-- ABOUT THIS TASK --
Repeat all of the records exactly, leaving out the pictures.
____________
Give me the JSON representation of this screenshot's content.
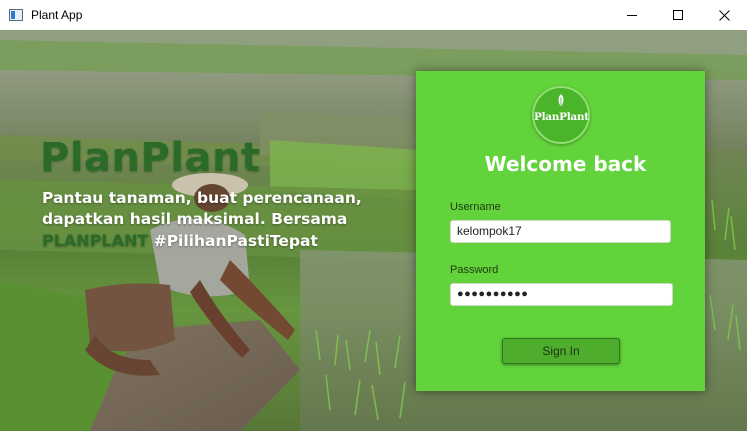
{
  "window": {
    "title": "Plant App",
    "icon": "app-window-icon"
  },
  "hero": {
    "brand": "PlanPlant",
    "tagline_line1": "Pantau tanaman, buat perencanaan,",
    "tagline_line2": "dapatkan hasil maksimal. Bersama",
    "tagline_brand": "PLANPLANT",
    "tagline_hashtag": " #PilihanPastiTepat"
  },
  "login": {
    "logo_text": "PlanPlant",
    "heading": "Welcome back",
    "username_label": "Username",
    "username_value": "kelompok17",
    "password_label": "Password",
    "password_value": "●●●●●●●●●●",
    "signin_label": "Sign In"
  },
  "colors": {
    "panel_green": "#62d33a",
    "brand_dark_green": "#2c6a2a",
    "button_green": "#4ead2d"
  }
}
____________
-- ANSWER AREA --
Give me the JSON representation of this screenshot's content.
{
  "window": {
    "title": "Plant App",
    "icon": "app-window-icon"
  },
  "hero": {
    "brand": "PlanPlant",
    "tagline_line1": "Pantau tanaman, buat perencanaan,",
    "tagline_line2": "dapatkan hasil maksimal. Bersama",
    "tagline_brand": "PLANPLANT",
    "tagline_hashtag": " #PilihanPastiTepat"
  },
  "login": {
    "logo_text": "PlanPlant",
    "heading": "Welcome back",
    "username_label": "Username",
    "username_value": "kelompok17",
    "password_label": "Password",
    "password_value": "●●●●●●●●●●",
    "signin_label": "Sign In"
  },
  "colors": {
    "panel_green": "#62d33a",
    "brand_dark_green": "#2c6a2a",
    "button_green": "#4ead2d"
  }
}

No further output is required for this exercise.